Your goal:
Give back each entry unchanged, minus pictures.

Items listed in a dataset
######
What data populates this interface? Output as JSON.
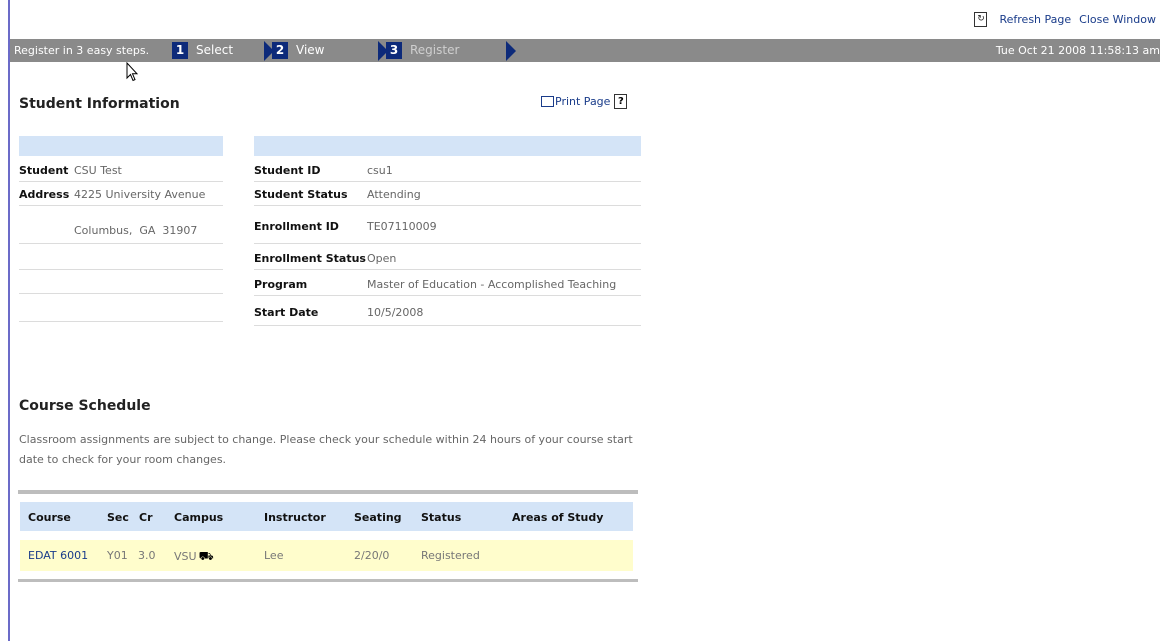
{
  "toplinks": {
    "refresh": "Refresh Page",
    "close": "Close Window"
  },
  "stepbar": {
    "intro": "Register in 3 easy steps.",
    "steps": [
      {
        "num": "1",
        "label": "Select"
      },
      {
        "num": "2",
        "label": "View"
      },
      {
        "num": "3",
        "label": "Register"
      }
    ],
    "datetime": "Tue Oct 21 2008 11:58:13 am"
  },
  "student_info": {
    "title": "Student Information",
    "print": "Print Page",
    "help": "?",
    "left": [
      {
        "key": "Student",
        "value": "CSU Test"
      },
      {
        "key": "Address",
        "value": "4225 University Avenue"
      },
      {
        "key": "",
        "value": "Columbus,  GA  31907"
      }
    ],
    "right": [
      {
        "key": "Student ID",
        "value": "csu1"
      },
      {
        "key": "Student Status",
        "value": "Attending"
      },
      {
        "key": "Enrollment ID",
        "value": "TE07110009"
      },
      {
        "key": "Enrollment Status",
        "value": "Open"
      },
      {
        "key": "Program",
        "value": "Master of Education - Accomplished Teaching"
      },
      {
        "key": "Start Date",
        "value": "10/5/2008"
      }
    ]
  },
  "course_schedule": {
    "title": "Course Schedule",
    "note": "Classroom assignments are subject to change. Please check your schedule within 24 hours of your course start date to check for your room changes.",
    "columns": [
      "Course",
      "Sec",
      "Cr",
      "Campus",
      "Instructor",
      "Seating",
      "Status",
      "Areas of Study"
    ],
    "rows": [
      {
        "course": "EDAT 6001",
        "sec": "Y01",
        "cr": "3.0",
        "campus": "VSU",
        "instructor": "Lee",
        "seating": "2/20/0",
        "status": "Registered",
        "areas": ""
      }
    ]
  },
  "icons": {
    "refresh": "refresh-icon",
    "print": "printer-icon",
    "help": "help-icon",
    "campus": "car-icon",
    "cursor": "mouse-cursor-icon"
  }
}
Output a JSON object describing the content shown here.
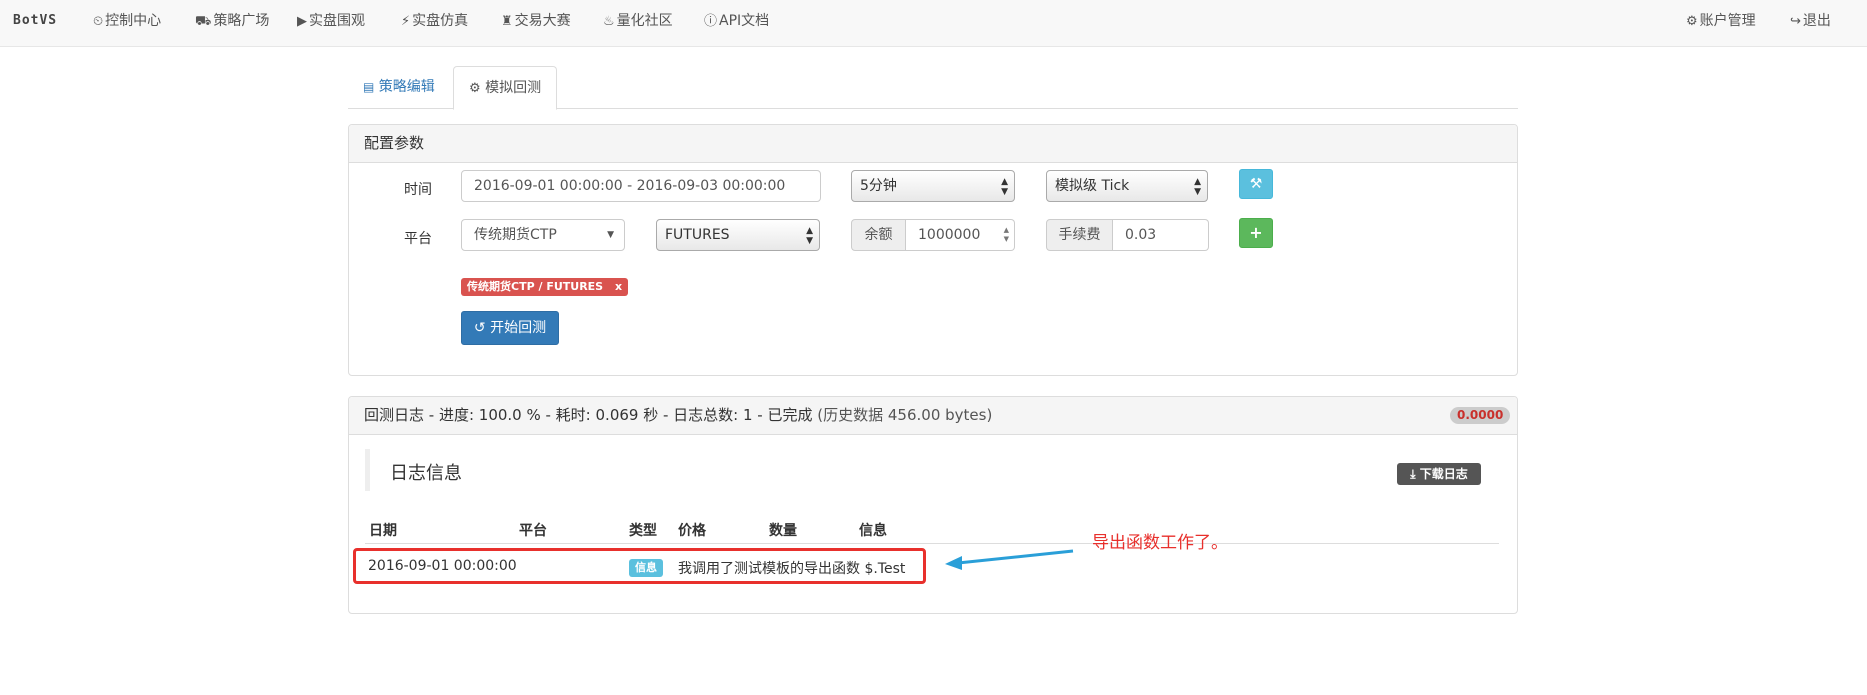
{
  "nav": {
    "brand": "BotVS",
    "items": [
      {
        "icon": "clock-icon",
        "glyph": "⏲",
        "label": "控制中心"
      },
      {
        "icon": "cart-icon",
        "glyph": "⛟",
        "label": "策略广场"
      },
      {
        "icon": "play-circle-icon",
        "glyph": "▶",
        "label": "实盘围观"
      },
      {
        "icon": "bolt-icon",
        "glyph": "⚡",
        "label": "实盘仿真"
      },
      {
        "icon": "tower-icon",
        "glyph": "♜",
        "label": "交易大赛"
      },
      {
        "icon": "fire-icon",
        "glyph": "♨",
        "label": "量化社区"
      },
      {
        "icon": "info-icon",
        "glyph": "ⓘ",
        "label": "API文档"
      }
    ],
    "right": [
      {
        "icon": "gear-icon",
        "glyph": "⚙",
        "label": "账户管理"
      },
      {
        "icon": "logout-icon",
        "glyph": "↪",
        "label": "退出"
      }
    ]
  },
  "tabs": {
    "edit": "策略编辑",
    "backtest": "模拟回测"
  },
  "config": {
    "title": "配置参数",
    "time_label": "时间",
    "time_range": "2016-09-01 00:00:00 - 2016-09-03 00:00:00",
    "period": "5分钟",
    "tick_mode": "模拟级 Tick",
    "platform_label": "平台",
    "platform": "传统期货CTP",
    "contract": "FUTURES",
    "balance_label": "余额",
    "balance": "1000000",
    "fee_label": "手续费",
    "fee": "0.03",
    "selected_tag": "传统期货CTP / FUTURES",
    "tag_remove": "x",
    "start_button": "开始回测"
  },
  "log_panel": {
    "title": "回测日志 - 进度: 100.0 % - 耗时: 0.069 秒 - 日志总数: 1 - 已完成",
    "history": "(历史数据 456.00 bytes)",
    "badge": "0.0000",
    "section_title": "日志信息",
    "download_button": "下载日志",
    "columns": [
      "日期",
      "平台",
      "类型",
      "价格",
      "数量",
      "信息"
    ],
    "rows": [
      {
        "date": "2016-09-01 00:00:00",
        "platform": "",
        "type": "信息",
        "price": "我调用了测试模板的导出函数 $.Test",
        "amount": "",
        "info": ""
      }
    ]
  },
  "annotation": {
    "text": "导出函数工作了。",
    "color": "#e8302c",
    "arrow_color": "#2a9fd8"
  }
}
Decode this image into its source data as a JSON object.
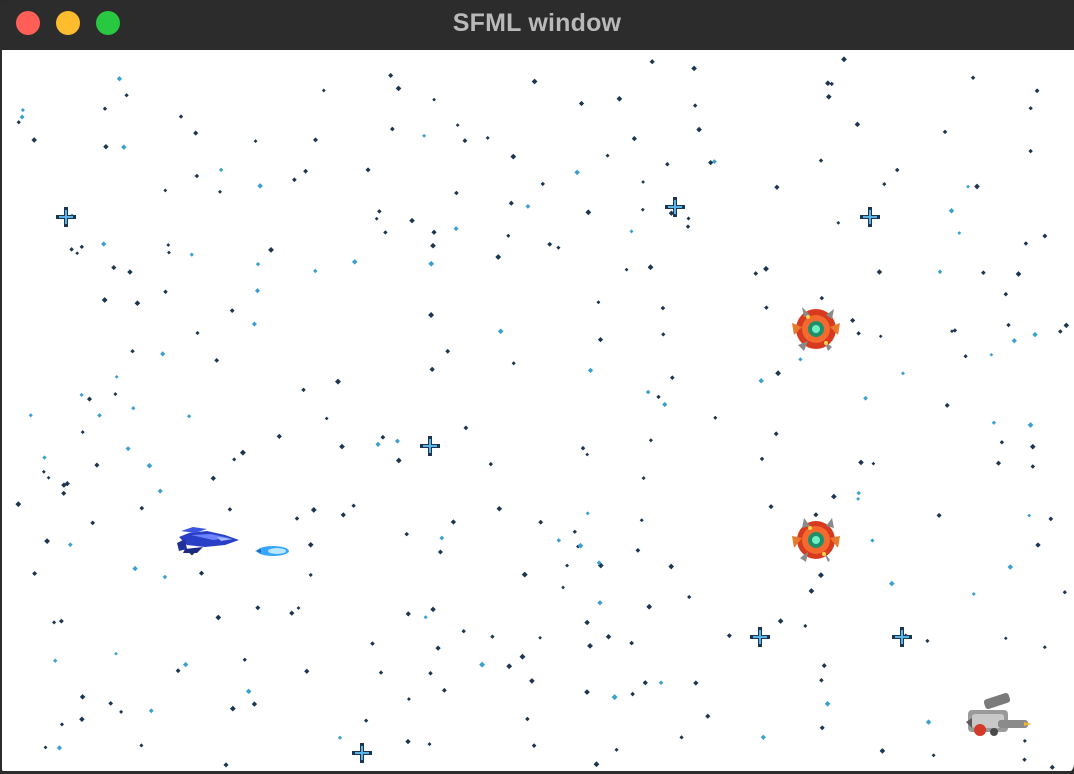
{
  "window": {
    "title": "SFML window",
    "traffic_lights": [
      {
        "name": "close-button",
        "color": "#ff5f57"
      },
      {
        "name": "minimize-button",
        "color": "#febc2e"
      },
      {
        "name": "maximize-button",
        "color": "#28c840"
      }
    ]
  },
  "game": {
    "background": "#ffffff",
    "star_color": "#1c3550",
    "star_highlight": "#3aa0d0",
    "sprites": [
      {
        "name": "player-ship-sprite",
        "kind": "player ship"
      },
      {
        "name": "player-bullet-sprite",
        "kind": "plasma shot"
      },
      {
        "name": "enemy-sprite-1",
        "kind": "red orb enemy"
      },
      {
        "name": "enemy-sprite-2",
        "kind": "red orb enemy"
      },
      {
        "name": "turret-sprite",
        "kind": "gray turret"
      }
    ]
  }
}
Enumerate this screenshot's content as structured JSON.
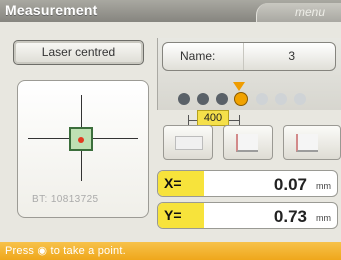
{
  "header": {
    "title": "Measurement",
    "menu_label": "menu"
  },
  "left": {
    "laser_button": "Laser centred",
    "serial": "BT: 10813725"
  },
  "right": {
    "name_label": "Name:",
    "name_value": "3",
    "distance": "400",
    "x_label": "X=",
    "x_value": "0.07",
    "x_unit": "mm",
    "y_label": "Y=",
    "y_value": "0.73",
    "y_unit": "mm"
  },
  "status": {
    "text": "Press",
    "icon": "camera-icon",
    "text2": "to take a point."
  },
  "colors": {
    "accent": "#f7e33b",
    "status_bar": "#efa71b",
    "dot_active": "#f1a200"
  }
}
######
Answer to this problem:
What data populates this interface? Output as JSON.
{
  "toplinks": {
    "refresh": "Refresh Page",
    "close": "Close Window"
  },
  "stepbar": {
    "intro": "Register in 3 easy steps.",
    "steps": [
      {
        "num": "1",
        "label": "Select"
      },
      {
        "num": "2",
        "label": "View"
      },
      {
        "num": "3",
        "label": "Register"
      }
    ],
    "datetime": "Tue Oct 21 2008 11:58:13 am"
  },
  "student_info": {
    "title": "Student Information",
    "print": "Print Page",
    "help": "?",
    "left": [
      {
        "key": "Student",
        "value": "CSU Test"
      },
      {
        "key": "Address",
        "value": "4225 University Avenue"
      },
      {
        "key": "",
        "value": "Columbus,  GA  31907"
      }
    ],
    "right": [
      {
        "key": "Student ID",
        "value": "csu1"
      },
      {
        "key": "Student Status",
        "value": "Attending"
      },
      {
        "key": "Enrollment ID",
        "value": "TE07110009"
      },
      {
        "key": "Enrollment Status",
        "value": "Open"
      },
      {
        "key": "Program",
        "value": "Master of Education - Accomplished Teaching"
      },
      {
        "key": "Start Date",
        "value": "10/5/2008"
      }
    ]
  },
  "course_schedule": {
    "title": "Course Schedule",
    "note": "Classroom assignments are subject to change. Please check your schedule within 24 hours of your course start date to check for your room changes.",
    "columns": [
      "Course",
      "Sec",
      "Cr",
      "Campus",
      "Instructor",
      "Seating",
      "Status",
      "Areas of Study"
    ],
    "rows": [
      {
        "course": "EDAT 6001",
        "sec": "Y01",
        "cr": "3.0",
        "campus": "VSU",
        "instructor": "Lee",
        "seating": "2/20/0",
        "status": "Registered",
        "areas": ""
      }
    ]
  },
  "icons": {
    "refresh": "refresh-icon",
    "print": "printer-icon",
    "help": "help-icon",
    "campus": "car-icon",
    "cursor": "mouse-cursor-icon"
  }
}
Output a JSON object describing the content shown here.
{
  "nav": {
    "brand": "BotVS",
    "items": [
      {
        "icon": "clock-icon",
        "glyph": "⏲",
        "label": "控制中心"
      },
      {
        "icon": "cart-icon",
        "glyph": "⛟",
        "label": "策略广场"
      },
      {
        "icon": "play-circle-icon",
        "glyph": "▶",
        "label": "实盘围观"
      },
      {
        "icon": "bolt-icon",
        "glyph": "⚡",
        "label": "实盘仿真"
      },
      {
        "icon": "tower-icon",
        "glyph": "♜",
        "label": "交易大赛"
      },
      {
        "icon": "fire-icon",
        "glyph": "♨",
        "label": "量化社区"
      },
      {
        "icon": "info-icon",
        "glyph": "ⓘ",
        "label": "API文档"
      }
    ],
    "right": [
      {
        "icon": "gear-icon",
        "glyph": "⚙",
        "label": "账户管理"
      },
      {
        "icon": "logout-icon",
        "glyph": "↪",
        "label": "退出"
      }
    ]
  },
  "tabs": {
    "edit": "策略编辑",
    "backtest": "模拟回测"
  },
  "config": {
    "title": "配置参数",
    "time_label": "时间",
    "time_range": "2016-09-01 00:00:00 - 2016-09-03 00:00:00",
    "period": "5分钟",
    "tick_mode": "模拟级 Tick",
    "platform_label": "平台",
    "platform": "传统期货CTP",
    "contract": "FUTURES",
    "balance_label": "余额",
    "balance": "1000000",
    "fee_label": "手续费",
    "fee": "0.03",
    "selected_tag": "传统期货CTP / FUTURES",
    "tag_remove": "x",
    "start_button": "开始回测"
  },
  "log_panel": {
    "title": "回测日志 - 进度: 100.0 % - 耗时: 0.069 秒 - 日志总数: 1 - 已完成",
    "history": "(历史数据 456.00 bytes)",
    "badge": "0.0000",
    "section_title": "日志信息",
    "download_button": "下载日志",
    "columns": [
      "日期",
      "平台",
      "类型",
      "价格",
      "数量",
      "信息"
    ],
    "rows": [
      {
        "date": "2016-09-01 00:00:00",
        "platform": "",
        "type": "信息",
        "price": "我调用了测试模板的导出函数 $.Test",
        "amount": "",
        "info": ""
      }
    ]
  },
  "annotation": {
    "text": "导出函数工作了。",
    "color": "#e8302c",
    "arrow_color": "#2a9fd8"
  }
}
Decode this image into its source data as a JSON object.
{
  "window": {
    "title": "SFML window",
    "traffic_lights": [
      {
        "name": "close-button",
        "color": "#ff5f57"
      },
      {
        "name": "minimize-button",
        "color": "#febc2e"
      },
      {
        "name": "maximize-button",
        "color": "#28c840"
      }
    ]
  },
  "game": {
    "background": "#ffffff",
    "star_color": "#1c3550",
    "star_highlight": "#3aa0d0",
    "sprites": [
      {
        "name": "player-ship-sprite",
        "kind": "player ship"
      },
      {
        "name": "player-bullet-sprite",
        "kind": "plasma shot"
      },
      {
        "name": "enemy-sprite-1",
        "kind": "red orb enemy"
      },
      {
        "name": "enemy-sprite-2",
        "kind": "red orb enemy"
      },
      {
        "name": "turret-sprite",
        "kind": "gray turret"
      }
    ]
  }
}
Enumerate this screenshot's content as structured JSON.
{
  "header": {
    "title": "Measurement",
    "menu_label": "menu"
  },
  "left": {
    "laser_button": "Laser centred",
    "serial": "BT: 10813725"
  },
  "right": {
    "name_label": "Name:",
    "name_value": "3",
    "distance": "400",
    "x_label": "X=",
    "x_value": "0.07",
    "x_unit": "mm",
    "y_label": "Y=",
    "y_value": "0.73",
    "y_unit": "mm"
  },
  "status": {
    "text": "Press",
    "icon": "camera-icon",
    "text2": "to take a point."
  },
  "colors": {
    "accent": "#f7e33b",
    "status_bar": "#efa71b",
    "dot_active": "#f1a200"
  }
}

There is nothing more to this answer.